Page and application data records
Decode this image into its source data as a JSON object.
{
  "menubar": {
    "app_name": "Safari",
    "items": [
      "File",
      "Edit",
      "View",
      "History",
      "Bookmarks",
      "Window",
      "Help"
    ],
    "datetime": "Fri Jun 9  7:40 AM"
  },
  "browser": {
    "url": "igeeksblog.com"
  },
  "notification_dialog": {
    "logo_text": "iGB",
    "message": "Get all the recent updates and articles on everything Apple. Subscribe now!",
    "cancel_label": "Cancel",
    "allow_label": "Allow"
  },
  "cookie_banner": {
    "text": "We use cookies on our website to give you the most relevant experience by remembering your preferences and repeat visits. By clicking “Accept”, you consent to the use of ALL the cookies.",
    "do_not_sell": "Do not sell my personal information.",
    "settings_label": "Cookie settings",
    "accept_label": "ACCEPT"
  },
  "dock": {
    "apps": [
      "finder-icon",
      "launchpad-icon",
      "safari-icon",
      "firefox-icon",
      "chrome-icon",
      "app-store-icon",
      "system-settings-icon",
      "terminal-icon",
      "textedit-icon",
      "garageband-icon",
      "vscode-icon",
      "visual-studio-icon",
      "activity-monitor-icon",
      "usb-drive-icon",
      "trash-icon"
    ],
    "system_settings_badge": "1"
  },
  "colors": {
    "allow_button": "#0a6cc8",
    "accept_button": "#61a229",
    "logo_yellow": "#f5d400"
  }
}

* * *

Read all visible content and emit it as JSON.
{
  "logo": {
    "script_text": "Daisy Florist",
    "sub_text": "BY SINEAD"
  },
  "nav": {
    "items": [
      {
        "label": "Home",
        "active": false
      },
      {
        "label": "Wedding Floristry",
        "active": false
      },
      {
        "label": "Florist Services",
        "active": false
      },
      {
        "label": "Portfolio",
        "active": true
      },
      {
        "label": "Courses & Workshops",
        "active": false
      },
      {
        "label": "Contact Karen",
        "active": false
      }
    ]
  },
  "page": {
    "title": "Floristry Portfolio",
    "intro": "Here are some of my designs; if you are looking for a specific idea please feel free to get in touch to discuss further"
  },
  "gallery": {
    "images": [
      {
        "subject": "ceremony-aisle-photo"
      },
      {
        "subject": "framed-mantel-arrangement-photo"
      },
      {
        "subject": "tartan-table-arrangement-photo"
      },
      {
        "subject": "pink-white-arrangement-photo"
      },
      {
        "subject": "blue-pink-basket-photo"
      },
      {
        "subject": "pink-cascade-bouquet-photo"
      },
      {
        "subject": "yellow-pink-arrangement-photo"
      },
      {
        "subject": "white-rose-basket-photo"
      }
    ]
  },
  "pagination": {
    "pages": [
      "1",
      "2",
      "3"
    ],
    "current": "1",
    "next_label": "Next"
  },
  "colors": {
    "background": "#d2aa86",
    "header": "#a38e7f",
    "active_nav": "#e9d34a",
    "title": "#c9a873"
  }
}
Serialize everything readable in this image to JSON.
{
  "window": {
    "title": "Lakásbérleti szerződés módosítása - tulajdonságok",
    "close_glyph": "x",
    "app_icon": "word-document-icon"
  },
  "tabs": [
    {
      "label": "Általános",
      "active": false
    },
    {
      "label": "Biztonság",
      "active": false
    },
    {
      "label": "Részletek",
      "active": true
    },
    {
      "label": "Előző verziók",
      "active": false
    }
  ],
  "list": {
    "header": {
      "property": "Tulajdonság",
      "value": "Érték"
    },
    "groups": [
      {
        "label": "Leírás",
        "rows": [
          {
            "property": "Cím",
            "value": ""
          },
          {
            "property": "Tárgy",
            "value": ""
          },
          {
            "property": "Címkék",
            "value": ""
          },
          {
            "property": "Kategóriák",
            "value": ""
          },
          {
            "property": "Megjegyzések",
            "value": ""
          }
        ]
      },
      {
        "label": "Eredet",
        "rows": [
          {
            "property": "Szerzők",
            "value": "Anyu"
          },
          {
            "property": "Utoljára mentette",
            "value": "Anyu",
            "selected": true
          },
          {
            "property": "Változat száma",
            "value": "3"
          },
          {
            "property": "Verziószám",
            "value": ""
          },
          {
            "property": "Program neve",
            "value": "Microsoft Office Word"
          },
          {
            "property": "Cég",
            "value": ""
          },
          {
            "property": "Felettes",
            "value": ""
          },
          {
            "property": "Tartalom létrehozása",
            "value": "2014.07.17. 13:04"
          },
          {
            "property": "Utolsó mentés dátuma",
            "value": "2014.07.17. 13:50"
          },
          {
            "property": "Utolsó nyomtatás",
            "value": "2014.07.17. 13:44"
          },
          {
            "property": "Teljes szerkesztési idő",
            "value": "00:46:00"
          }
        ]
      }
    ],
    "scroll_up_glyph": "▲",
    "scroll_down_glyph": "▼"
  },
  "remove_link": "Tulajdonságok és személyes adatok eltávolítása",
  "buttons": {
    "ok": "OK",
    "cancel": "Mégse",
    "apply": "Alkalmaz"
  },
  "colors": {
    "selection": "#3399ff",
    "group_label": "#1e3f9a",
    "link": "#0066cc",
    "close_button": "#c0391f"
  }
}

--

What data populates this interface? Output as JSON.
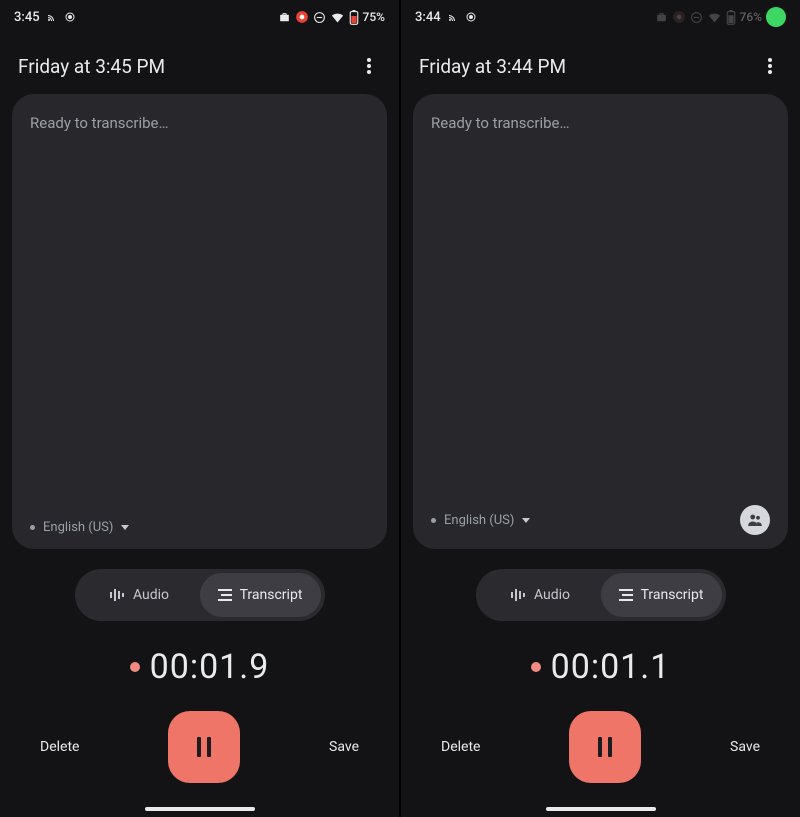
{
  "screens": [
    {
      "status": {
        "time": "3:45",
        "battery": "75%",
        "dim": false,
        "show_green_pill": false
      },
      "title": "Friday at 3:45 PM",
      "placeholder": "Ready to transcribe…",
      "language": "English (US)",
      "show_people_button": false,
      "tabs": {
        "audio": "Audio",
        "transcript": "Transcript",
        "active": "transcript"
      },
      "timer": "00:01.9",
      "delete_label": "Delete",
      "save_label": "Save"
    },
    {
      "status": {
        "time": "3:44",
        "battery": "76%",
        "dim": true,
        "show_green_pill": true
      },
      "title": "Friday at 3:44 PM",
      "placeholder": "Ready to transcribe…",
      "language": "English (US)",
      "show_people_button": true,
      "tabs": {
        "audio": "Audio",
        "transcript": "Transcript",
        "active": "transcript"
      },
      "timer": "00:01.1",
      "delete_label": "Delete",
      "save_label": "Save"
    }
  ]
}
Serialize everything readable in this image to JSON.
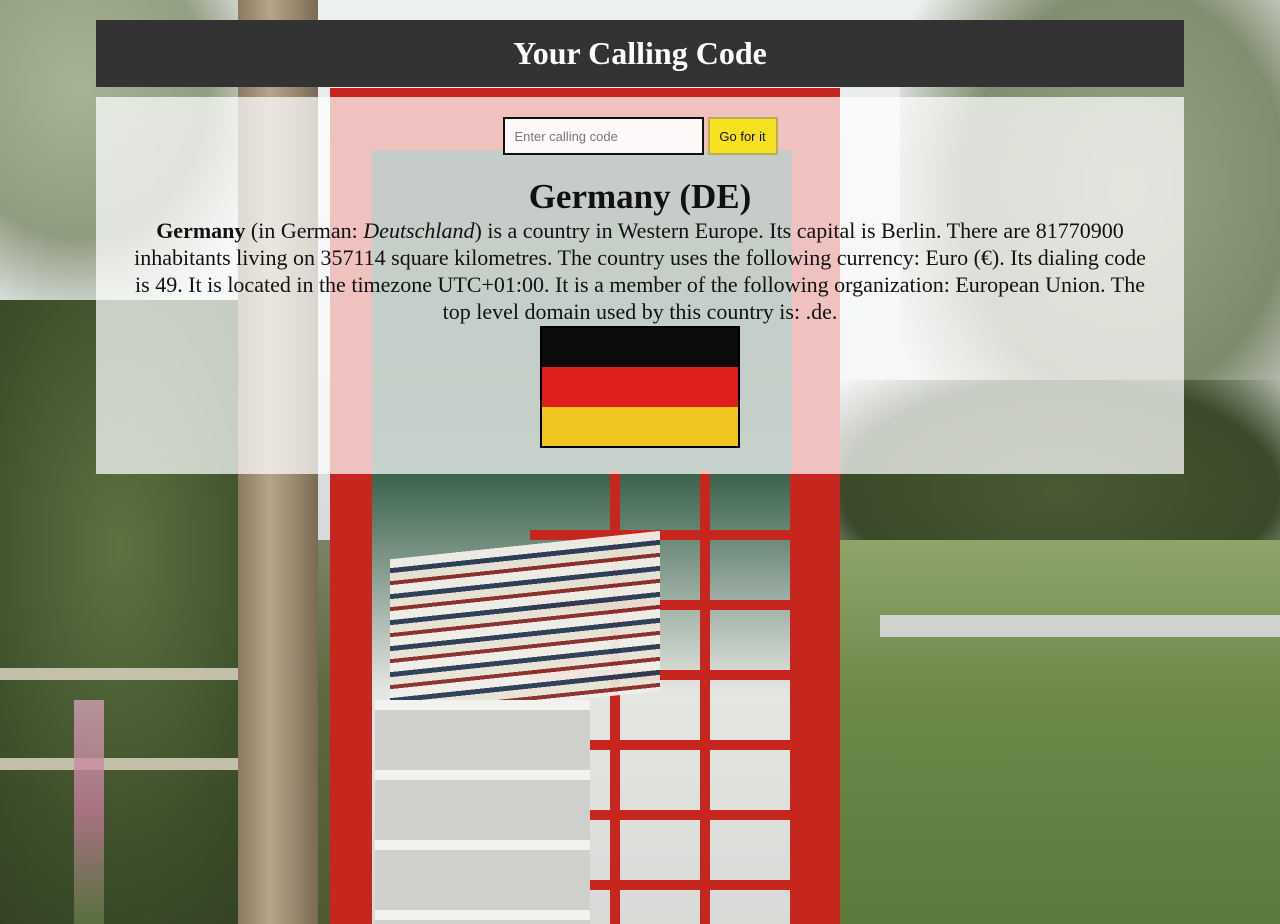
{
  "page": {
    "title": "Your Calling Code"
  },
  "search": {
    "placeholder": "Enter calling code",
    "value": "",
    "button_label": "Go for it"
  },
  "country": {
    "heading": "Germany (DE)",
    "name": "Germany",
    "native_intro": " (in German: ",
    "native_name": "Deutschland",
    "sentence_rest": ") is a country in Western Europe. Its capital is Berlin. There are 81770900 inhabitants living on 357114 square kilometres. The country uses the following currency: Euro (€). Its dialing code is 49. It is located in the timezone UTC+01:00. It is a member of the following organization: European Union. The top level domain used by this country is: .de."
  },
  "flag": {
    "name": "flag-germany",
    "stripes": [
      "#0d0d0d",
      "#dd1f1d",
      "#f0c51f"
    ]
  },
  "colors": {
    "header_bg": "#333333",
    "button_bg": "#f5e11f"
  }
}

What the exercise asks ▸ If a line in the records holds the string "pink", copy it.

Response ▸
        "subject": "pink-white-arrangement-photo"
        "subject": "blue-pink-basket-photo"
        "subject": "pink-cascade-bouquet-photo"
        "subject": "yellow-pink-arrangement-photo"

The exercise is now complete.